▸ PROBLEM REQUIREMENTS: Return all the records, each one exactly as given.

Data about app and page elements
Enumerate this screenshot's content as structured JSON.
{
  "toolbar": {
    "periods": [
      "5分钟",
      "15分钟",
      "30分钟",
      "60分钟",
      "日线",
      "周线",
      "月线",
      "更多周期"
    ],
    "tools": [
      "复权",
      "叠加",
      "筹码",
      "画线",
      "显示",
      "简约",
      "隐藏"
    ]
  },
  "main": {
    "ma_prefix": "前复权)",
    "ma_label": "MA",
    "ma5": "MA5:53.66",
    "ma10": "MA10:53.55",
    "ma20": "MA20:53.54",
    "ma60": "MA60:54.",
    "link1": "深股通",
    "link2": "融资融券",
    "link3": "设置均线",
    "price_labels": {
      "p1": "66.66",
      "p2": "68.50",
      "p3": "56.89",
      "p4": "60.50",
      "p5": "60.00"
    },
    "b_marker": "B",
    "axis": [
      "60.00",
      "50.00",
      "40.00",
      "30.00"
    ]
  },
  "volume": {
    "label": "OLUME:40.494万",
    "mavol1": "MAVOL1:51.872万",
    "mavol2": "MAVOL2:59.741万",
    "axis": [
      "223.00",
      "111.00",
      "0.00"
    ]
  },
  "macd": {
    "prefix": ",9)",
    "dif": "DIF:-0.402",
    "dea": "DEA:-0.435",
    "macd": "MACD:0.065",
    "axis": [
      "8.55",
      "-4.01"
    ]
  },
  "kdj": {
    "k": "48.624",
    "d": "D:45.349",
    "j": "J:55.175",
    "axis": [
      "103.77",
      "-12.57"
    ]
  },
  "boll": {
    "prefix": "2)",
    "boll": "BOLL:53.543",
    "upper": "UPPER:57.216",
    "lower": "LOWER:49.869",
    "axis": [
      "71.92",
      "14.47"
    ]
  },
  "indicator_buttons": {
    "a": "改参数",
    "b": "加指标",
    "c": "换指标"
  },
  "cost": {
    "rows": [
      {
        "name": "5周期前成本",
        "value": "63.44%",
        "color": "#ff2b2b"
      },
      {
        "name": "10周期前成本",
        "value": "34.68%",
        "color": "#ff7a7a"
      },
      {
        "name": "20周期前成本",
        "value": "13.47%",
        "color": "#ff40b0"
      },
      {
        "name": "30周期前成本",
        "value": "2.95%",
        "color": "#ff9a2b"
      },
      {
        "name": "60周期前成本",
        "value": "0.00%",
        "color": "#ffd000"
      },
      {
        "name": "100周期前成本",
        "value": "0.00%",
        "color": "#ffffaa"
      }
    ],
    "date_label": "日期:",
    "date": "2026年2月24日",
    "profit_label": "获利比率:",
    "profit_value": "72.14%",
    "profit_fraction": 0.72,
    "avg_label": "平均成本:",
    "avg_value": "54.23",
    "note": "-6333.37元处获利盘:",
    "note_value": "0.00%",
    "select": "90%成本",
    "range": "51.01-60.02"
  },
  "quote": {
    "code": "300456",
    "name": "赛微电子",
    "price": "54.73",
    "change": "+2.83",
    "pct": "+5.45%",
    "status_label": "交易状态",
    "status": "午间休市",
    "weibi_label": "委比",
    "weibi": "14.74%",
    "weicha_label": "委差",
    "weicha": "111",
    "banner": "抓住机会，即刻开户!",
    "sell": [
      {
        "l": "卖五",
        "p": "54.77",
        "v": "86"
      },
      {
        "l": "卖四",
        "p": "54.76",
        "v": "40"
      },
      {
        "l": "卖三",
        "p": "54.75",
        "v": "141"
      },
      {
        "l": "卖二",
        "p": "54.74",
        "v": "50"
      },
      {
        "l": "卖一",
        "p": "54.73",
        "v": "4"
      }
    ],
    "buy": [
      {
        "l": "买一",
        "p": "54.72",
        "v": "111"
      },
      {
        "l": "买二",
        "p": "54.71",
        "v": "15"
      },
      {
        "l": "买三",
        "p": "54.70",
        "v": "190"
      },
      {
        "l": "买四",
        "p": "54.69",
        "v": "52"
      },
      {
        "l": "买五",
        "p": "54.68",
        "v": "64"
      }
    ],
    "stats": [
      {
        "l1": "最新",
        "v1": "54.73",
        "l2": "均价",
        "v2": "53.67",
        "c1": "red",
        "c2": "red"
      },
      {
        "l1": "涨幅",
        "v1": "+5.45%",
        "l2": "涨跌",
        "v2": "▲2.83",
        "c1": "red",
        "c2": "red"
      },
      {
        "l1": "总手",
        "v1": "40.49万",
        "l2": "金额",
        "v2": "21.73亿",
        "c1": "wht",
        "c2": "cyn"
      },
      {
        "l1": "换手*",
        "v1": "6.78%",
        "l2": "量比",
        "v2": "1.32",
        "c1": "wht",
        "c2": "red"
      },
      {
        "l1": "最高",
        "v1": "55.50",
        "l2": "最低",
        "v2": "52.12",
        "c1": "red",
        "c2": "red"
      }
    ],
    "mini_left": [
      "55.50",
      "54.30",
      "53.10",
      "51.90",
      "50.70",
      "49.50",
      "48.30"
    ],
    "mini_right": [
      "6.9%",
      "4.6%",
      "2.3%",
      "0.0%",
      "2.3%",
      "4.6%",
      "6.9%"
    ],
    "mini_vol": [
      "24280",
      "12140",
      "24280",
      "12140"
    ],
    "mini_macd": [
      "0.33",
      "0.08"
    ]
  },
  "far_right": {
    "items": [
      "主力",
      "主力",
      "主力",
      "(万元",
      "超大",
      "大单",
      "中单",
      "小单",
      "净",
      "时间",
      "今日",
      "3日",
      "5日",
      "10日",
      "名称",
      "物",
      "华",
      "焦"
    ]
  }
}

▸ ANSWER BELOW:
Enumerate this screenshot's content as structured JSON.
{
  "toolbar": {
    "periods": [
      "5分钟",
      "15分钟",
      "30分钟",
      "60分钟",
      "日线",
      "周线",
      "月线",
      "更多周期"
    ],
    "tools": [
      "复权",
      "叠加",
      "筹码",
      "画线",
      "显示",
      "简约",
      "隐藏"
    ]
  },
  "main": {
    "ma_prefix": "前复权)",
    "ma_label": "MA",
    "ma5": "MA5:53.66",
    "ma10": "MA10:53.55",
    "ma20": "MA20:53.54",
    "ma60": "MA60:54.",
    "link1": "深股通",
    "link2": "融资融券",
    "link3": "设置均线",
    "price_labels": {
      "p1": "66.66",
      "p2": "68.50",
      "p3": "56.89",
      "p4": "60.50",
      "p5": "60.00"
    },
    "b_marker": "B",
    "axis": [
      "60.00",
      "50.00",
      "40.00",
      "30.00"
    ]
  },
  "volume": {
    "label": "OLUME:40.494万",
    "mavol1": "MAVOL1:51.872万",
    "mavol2": "MAVOL2:59.741万",
    "axis": [
      "223.00",
      "111.00",
      "0.00"
    ]
  },
  "macd": {
    "prefix": ",9)",
    "dif": "DIF:-0.402",
    "dea": "DEA:-0.435",
    "macd": "MACD:0.065",
    "axis": [
      "8.55",
      "-4.01"
    ]
  },
  "kdj": {
    "k": "48.624",
    "d": "D:45.349",
    "j": "J:55.175",
    "axis": [
      "103.77",
      "-12.57"
    ]
  },
  "boll": {
    "prefix": "2)",
    "boll": "BOLL:53.543",
    "upper": "UPPER:57.216",
    "lower": "LOWER:49.869",
    "axis": [
      "71.92",
      "14.47"
    ]
  },
  "indicator_buttons": {
    "a": "改参数",
    "b": "加指标",
    "c": "换指标"
  },
  "cost": {
    "rows": [
      {
        "name": "5周期前成本",
        "value": "63.44%",
        "color": "#ff2b2b"
      },
      {
        "name": "10周期前成本",
        "value": "34.68%",
        "color": "#ff7a7a"
      },
      {
        "name": "20周期前成本",
        "value": "13.47%",
        "color": "#ff40b0"
      },
      {
        "name": "30周期前成本",
        "value": "2.95%",
        "color": "#ff9a2b"
      },
      {
        "name": "60周期前成本",
        "value": "0.00%",
        "color": "#ffd000"
      },
      {
        "name": "100周期前成本",
        "value": "0.00%",
        "color": "#ffffaa"
      }
    ],
    "date_label": "日期:",
    "date": "2026年2月24日",
    "profit_label": "获利比率:",
    "profit_value": "72.14%",
    "profit_fraction": 0.72,
    "avg_label": "平均成本:",
    "avg_value": "54.23",
    "note": "-6333.37元处获利盘:",
    "note_value": "0.00%",
    "select": "90%成本",
    "range": "51.01-60.02"
  },
  "quote": {
    "code": "300456",
    "name": "赛微电子",
    "price": "54.73",
    "change": "+2.83",
    "pct": "+5.45%",
    "status_label": "交易状态",
    "status": "午间休市",
    "weibi_label": "委比",
    "weibi": "14.74%",
    "weicha_label": "委差",
    "weicha": "111",
    "banner": "抓住机会，即刻开户!",
    "sell": [
      {
        "l": "卖五",
        "p": "54.77",
        "v": "86"
      },
      {
        "l": "卖四",
        "p": "54.76",
        "v": "40"
      },
      {
        "l": "卖三",
        "p": "54.75",
        "v": "141"
      },
      {
        "l": "卖二",
        "p": "54.74",
        "v": "50"
      },
      {
        "l": "卖一",
        "p": "54.73",
        "v": "4"
      }
    ],
    "buy": [
      {
        "l": "买一",
        "p": "54.72",
        "v": "111"
      },
      {
        "l": "买二",
        "p": "54.71",
        "v": "15"
      },
      {
        "l": "买三",
        "p": "54.70",
        "v": "190"
      },
      {
        "l": "买四",
        "p": "54.69",
        "v": "52"
      },
      {
        "l": "买五",
        "p": "54.68",
        "v": "64"
      }
    ],
    "stats": [
      {
        "l1": "最新",
        "v1": "54.73",
        "l2": "均价",
        "v2": "53.67",
        "c1": "red",
        "c2": "red"
      },
      {
        "l1": "涨幅",
        "v1": "+5.45%",
        "l2": "涨跌",
        "v2": "▲2.83",
        "c1": "red",
        "c2": "red"
      },
      {
        "l1": "总手",
        "v1": "40.49万",
        "l2": "金额",
        "v2": "21.73亿",
        "c1": "wht",
        "c2": "cyn"
      },
      {
        "l1": "换手*",
        "v1": "6.78%",
        "l2": "量比",
        "v2": "1.32",
        "c1": "wht",
        "c2": "red"
      },
      {
        "l1": "最高",
        "v1": "55.50",
        "l2": "最低",
        "v2": "52.12",
        "c1": "red",
        "c2": "red"
      }
    ],
    "mini_left": [
      "55.50",
      "54.30",
      "53.10",
      "51.90",
      "50.70",
      "49.50",
      "48.30"
    ],
    "mini_right": [
      "6.9%",
      "4.6%",
      "2.3%",
      "0.0%",
      "2.3%",
      "4.6%",
      "6.9%"
    ],
    "mini_vol": [
      "24280",
      "12140",
      "24280",
      "12140"
    ],
    "mini_macd": [
      "0.33",
      "0.08"
    ]
  },
  "far_right": {
    "items": [
      "主力",
      "主力",
      "主力",
      "(万元",
      "超大",
      "大单",
      "中单",
      "小单",
      "净",
      "时间",
      "今日",
      "3日",
      "5日",
      "10日",
      "名称",
      "物",
      "华",
      "焦"
    ]
  }
}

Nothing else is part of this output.